You float and feel
The million others like you.
Your bones softly bumping
Into another you, then another, then another
And then another.
You cannot see or hear or taste or smell
Only feel, only feel
The cold, weathered snake-like hand
That coils on your now empty breast
Pulling, pushing, peeling, pushing.
He grips your bared bones
Sweat mingles with forgiving waters
His dhoti stuck stubbornly to his innards.
He hauls you and thinks of home
His plate of rice and hot fish curry
His empty stomach rumbles as he sees
An endless assembly line yet to heave
Of you and you and you and you.

Maybe you cannot feel now.
I hope you cannot feel anymore.
The rusted crane clutches your innards
With her big, metallic claws
Away from her cold, murky womb.
For a moment
One of your arms
Still white with green bangles
Shines in protest
In the darked up night
Trying to reach to the skies.
But then the crane heaves
Dashing your brittle bones
On a hill of empty
Wooden carcasses.

Maybe you wondered why.
Maybe you knew.
What is born and made
Will crumble to down to dust.
Your holocaust of carcasses
Stands tall as a reminder
Silent, nursing, resting, tired.
Waiting to rise
When time turns
And yet another demon
Needs to burn.

For one moment
My painful heart sinks and cries out
And maybe my soul sours
Up in the dark, murky sky
Calling you,
Grieving for you,
Remembering you,
Becoming you.
I trip and fall backwards
On the deck of the civilized carcass
Floating, for now,
On the balmy river bed.

© Shweta Taneja, October 2011

Check out some of the videos from my travel to Kolkata.


A heartfelt thanks to my friends K and R for their hospitality, company and thoughts. You can continue to read my other poems here.

Sanskrit Book Fair 2011 in Bangalore


It was a place to remember and a place where some prejudices about Sanskrit, our ancient language, were discarded. Spent a day at the grand Sanskrit Book Fair cum conference held in Bangalore. With 1300 volunteers, 154 stalls with 128 publishers and 4 crores worth of sales (took it form the same website), the fair was a grand success. See the enthusiasm and energy for yourself.


Outside the book fair


I was also surprised by the sheer amount of people who spoke fluent Sanskrit (Read up the Wikipedia entry on it). Enthusiastic city dwellers, villagers, students, teachers, scholars and passionate people were just ambling along the area suffused with sunlight, chattering with people in sanskrit, picking up books, hugging each other like long lost friends and generally having a ball walking in the midst of the ancient language. The book exhibition was huge with publishers and titles from across the country on epics (which is why I was there). They also had a village built into the exhibition area (other than the all pervasive food stall of course) which had a post office, a school, a repair shop, a vegetable seller, the works.

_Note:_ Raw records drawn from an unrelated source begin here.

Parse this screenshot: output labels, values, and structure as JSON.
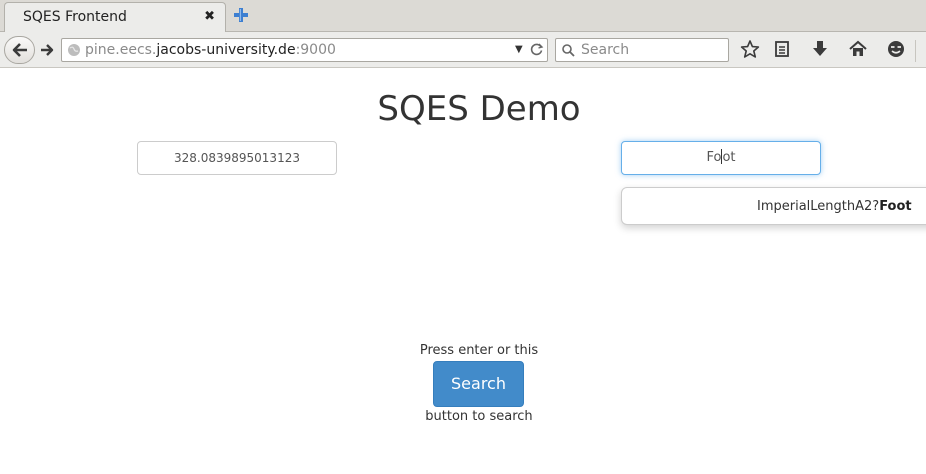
{
  "browser": {
    "tab_title": "SQES Frontend",
    "tab_close": "✖",
    "url_prefix": "pine.eecs.",
    "url_domain": "jacobs-university.de",
    "url_suffix": ":9000",
    "search_placeholder": "Search",
    "icons": [
      "back-arrow-icon",
      "forward-arrow-icon",
      "globe-icon",
      "dropdown-icon",
      "reload-icon",
      "search-icon",
      "star-icon",
      "reading-list-icon",
      "download-icon",
      "home-icon",
      "smiley-icon",
      "new-tab-icon"
    ]
  },
  "page": {
    "title": "SQES Demo",
    "value_input": "328.0839895013123",
    "unit_input_before_caret": "Fo",
    "unit_input_after_caret": "ot",
    "suggestion_prefix": "ImperialLengthA2?",
    "suggestion_match": "Foot",
    "press_text": "Press enter or this",
    "search_button": "Search",
    "button_text": "button to search"
  },
  "colors": {
    "button_blue": "#428bca",
    "focus_blue": "#66afe9",
    "chrome_gray": "#ececea"
  }
}
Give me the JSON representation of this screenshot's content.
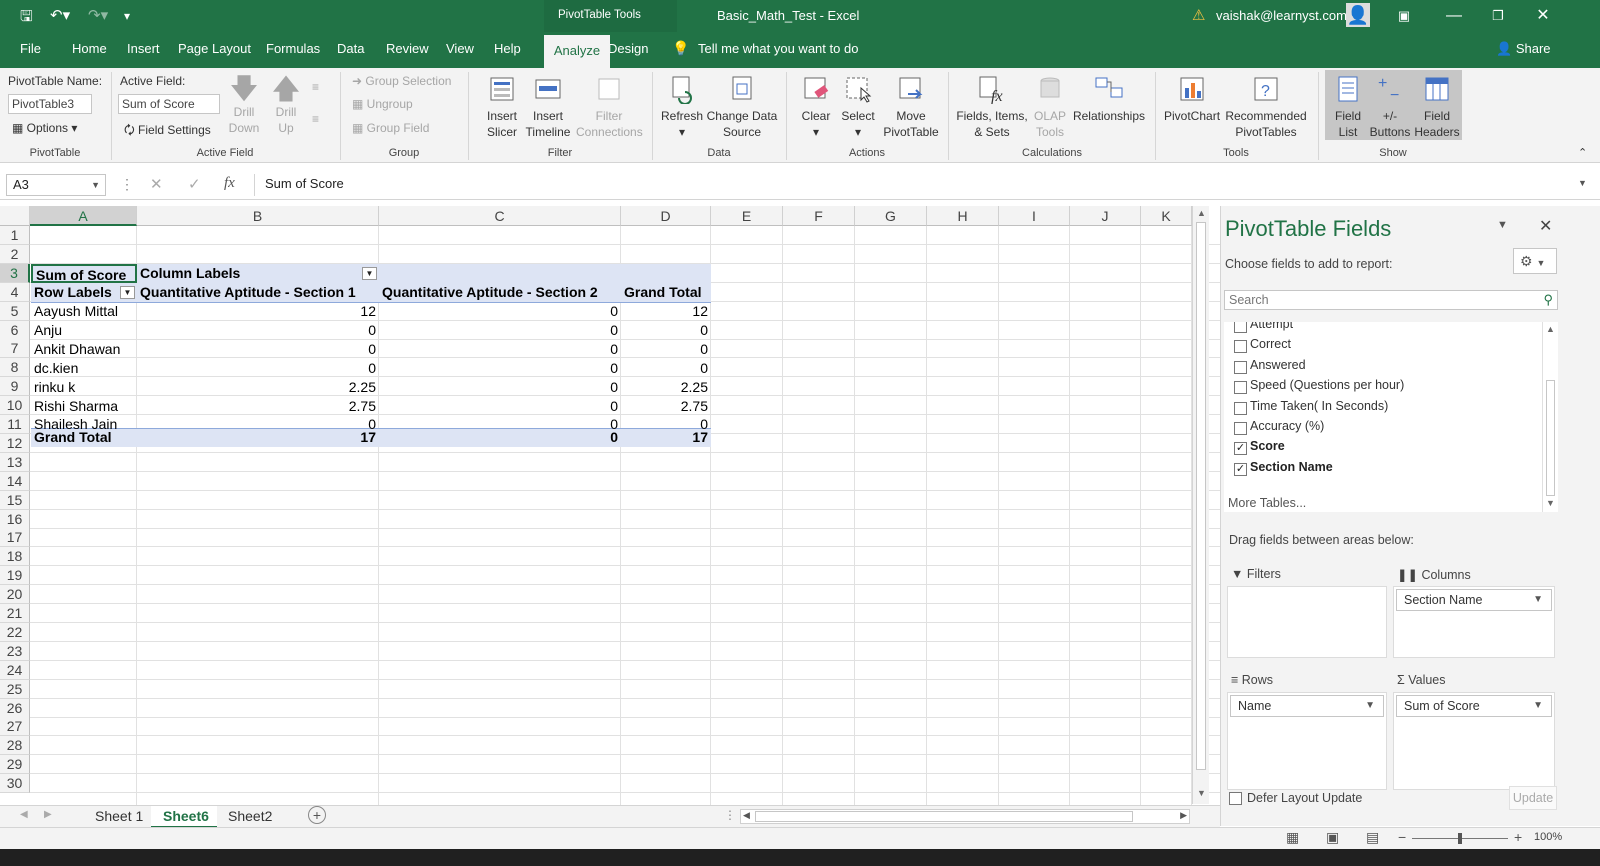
{
  "titlebar": {
    "context_tab": "PivotTable Tools",
    "title": "Basic_Math_Test  -  Excel",
    "user": "vaishak@learnyst.com"
  },
  "tabs": [
    "File",
    "Home",
    "Insert",
    "Page Layout",
    "Formulas",
    "Data",
    "Review",
    "View",
    "Help",
    "Analyze",
    "Design"
  ],
  "tell_me": "Tell me what you want to do",
  "share": "Share",
  "ribbon": {
    "pivot_name_label": "PivotTable Name:",
    "pivot_name_value": "PivotTable3",
    "options": "Options",
    "grp_pivottable": "PivotTable",
    "active_field_label": "Active Field:",
    "active_field_value": "Sum of Score",
    "field_settings": "Field Settings",
    "drill_down": "Drill\nDown",
    "drill_up": "Drill\nUp",
    "grp_active_field": "Active Field",
    "group_selection": "Group Selection",
    "ungroup": "Ungroup",
    "group_field": "Group Field",
    "grp_group": "Group",
    "insert_slicer": "Insert\nSlicer",
    "insert_timeline": "Insert\nTimeline",
    "filter_connections": "Filter\nConnections",
    "grp_filter": "Filter",
    "refresh": "Refresh",
    "change_data_source": "Change Data\nSource",
    "grp_data": "Data",
    "clear": "Clear",
    "select": "Select",
    "move_pivot": "Move\nPivotTable",
    "grp_actions": "Actions",
    "fields_items": "Fields, Items,\n& Sets",
    "olap_tools": "OLAP\nTools",
    "relationships": "Relationships",
    "grp_calculations": "Calculations",
    "pivotchart": "PivotChart",
    "recommended": "Recommended\nPivotTables",
    "grp_tools": "Tools",
    "field_list": "Field\nList",
    "buttons": "+/-\nButtons",
    "field_headers": "Field\nHeaders",
    "grp_show": "Show"
  },
  "formula": {
    "namebox": "A3",
    "fx": "fx",
    "content": "Sum of Score"
  },
  "columns": [
    "A",
    "B",
    "C",
    "D",
    "E",
    "F",
    "G",
    "H",
    "I",
    "J",
    "K"
  ],
  "rows": [
    "1",
    "2",
    "3",
    "4",
    "5",
    "6",
    "7",
    "8",
    "9",
    "10",
    "11",
    "12",
    "13",
    "14",
    "15",
    "16",
    "17",
    "18",
    "19",
    "20",
    "21",
    "22",
    "23",
    "24",
    "25",
    "26",
    "27",
    "28",
    "29",
    "30"
  ],
  "pivot": {
    "corner": "Sum of Score",
    "col_labels": "Column Labels",
    "row_labels": "Row Labels",
    "headers": [
      "Quantitative Aptitude - Section 1",
      "Quantitative Aptitude - Section 2",
      "Grand Total"
    ],
    "data": [
      [
        "Aayush Mittal",
        "12",
        "0",
        "12"
      ],
      [
        "Anju",
        "0",
        "0",
        "0"
      ],
      [
        "Ankit Dhawan",
        "0",
        "0",
        "0"
      ],
      [
        "dc.kien",
        "0",
        "0",
        "0"
      ],
      [
        "rinku k",
        "2.25",
        "0",
        "2.25"
      ],
      [
        "Rishi Sharma",
        "2.75",
        "0",
        "2.75"
      ],
      [
        "Shailesh Jain",
        "0",
        "0",
        "0"
      ]
    ],
    "total": [
      "Grand Total",
      "17",
      "0",
      "17"
    ]
  },
  "panel": {
    "title": "PivotTable Fields",
    "subtitle": "Choose fields to add to report:",
    "search_placeholder": "Search",
    "fields": [
      {
        "label": "Attempt",
        "checked": false
      },
      {
        "label": "Correct",
        "checked": false
      },
      {
        "label": "Answered",
        "checked": false
      },
      {
        "label": "Speed (Questions per hour)",
        "checked": false
      },
      {
        "label": "Time Taken( In Seconds)",
        "checked": false
      },
      {
        "label": "Accuracy (%)",
        "checked": false
      },
      {
        "label": "Score",
        "checked": true
      },
      {
        "label": "Section Name",
        "checked": true
      }
    ],
    "more_tables": "More Tables...",
    "drag_label": "Drag fields between areas below:",
    "filters": "Filters",
    "columns": "Columns",
    "rows": "Rows",
    "values": "Values",
    "columns_pill": "Section Name",
    "rows_pill": "Name",
    "values_pill": "Sum of Score",
    "defer": "Defer Layout Update",
    "update": "Update"
  },
  "sheets": [
    "Sheet 1",
    "Sheet6",
    "Sheet2"
  ],
  "zoom": "100%"
}
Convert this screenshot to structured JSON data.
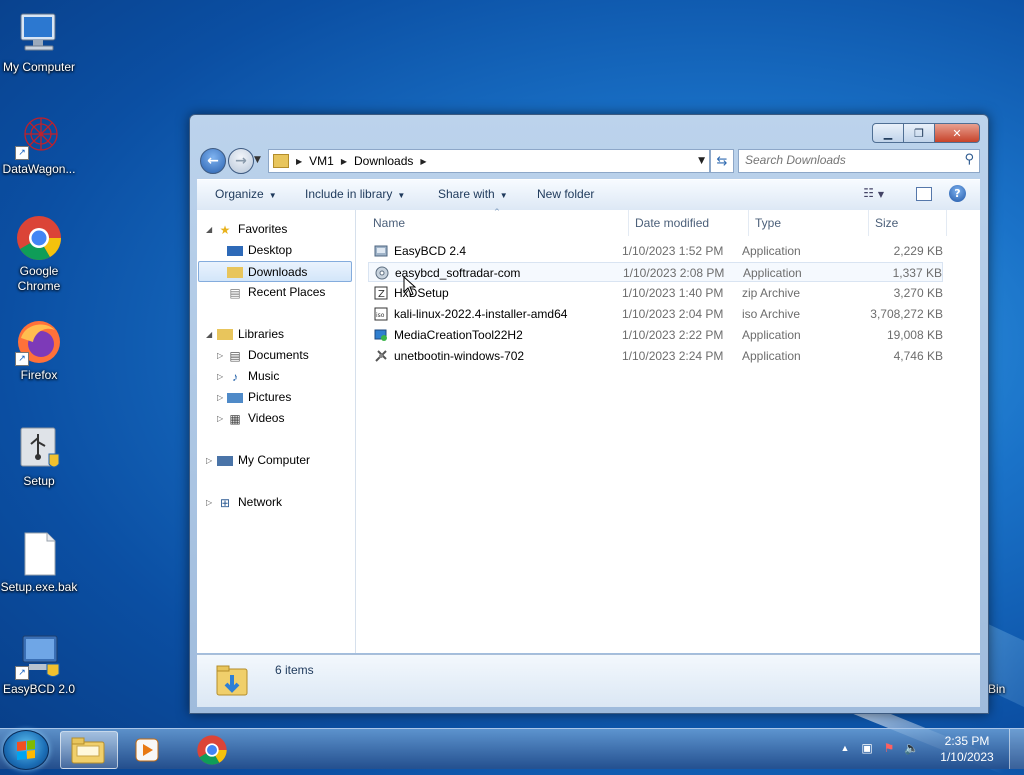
{
  "desktop": {
    "icons": [
      {
        "label": "My Computer",
        "icon": "computer-icon"
      },
      {
        "label": "DataWagon...",
        "icon": "datawagon-icon"
      },
      {
        "label": "Google Chrome",
        "icon": "chrome-icon"
      },
      {
        "label": "Firefox",
        "icon": "firefox-icon"
      },
      {
        "label": "Setup",
        "icon": "usb-setup-icon"
      },
      {
        "label": "Setup.exe.bak",
        "icon": "file-icon"
      },
      {
        "label": "EasyBCD 2.0",
        "icon": "easybcd-icon"
      }
    ],
    "recycle_partial": "Bin"
  },
  "window": {
    "address": {
      "crumbs": [
        "VM1",
        "Downloads"
      ]
    },
    "search_placeholder": "Search Downloads",
    "commands": {
      "organize": "Organize",
      "include": "Include in library",
      "share": "Share with",
      "new_folder": "New folder"
    },
    "nav": {
      "favorites": "Favorites",
      "desktop": "Desktop",
      "downloads": "Downloads",
      "recent": "Recent Places",
      "libraries": "Libraries",
      "documents": "Documents",
      "music": "Music",
      "pictures": "Pictures",
      "videos": "Videos",
      "computer": "My Computer",
      "network": "Network"
    },
    "columns": {
      "name": "Name",
      "date": "Date modified",
      "type": "Type",
      "size": "Size"
    },
    "files": [
      {
        "name": "EasyBCD 2.4",
        "date": "1/10/2023 1:52 PM",
        "type": "Application",
        "size": "2,229 KB",
        "icon": "setup-app-icon"
      },
      {
        "name": "easybcd_softradar-com",
        "date": "1/10/2023 2:08 PM",
        "type": "Application",
        "size": "1,337 KB",
        "icon": "disc-app-icon"
      },
      {
        "name": "HxDSetup",
        "date": "1/10/2023 1:40 PM",
        "type": "zip Archive",
        "size": "3,270 KB",
        "icon": "zip-icon"
      },
      {
        "name": "kali-linux-2022.4-installer-amd64",
        "date": "1/10/2023 2:04 PM",
        "type": "iso Archive",
        "size": "3,708,272 KB",
        "icon": "iso-icon"
      },
      {
        "name": "MediaCreationTool22H2",
        "date": "1/10/2023 2:22 PM",
        "type": "Application",
        "size": "19,008 KB",
        "icon": "media-tool-icon"
      },
      {
        "name": "unetbootin-windows-702",
        "date": "1/10/2023 2:24 PM",
        "type": "Application",
        "size": "4,746 KB",
        "icon": "unetbootin-icon"
      }
    ],
    "status": {
      "count": "6 items"
    }
  },
  "taskbar": {
    "clock_time": "2:35 PM",
    "clock_date": "1/10/2023"
  }
}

Enthusiastic seller of vastra!


Modern reading and writing in an ancient setting


Kudos to the NGOs and the government that made it happen. I aim to learn the language and practice it at the fair next year (or is that too hopeful?).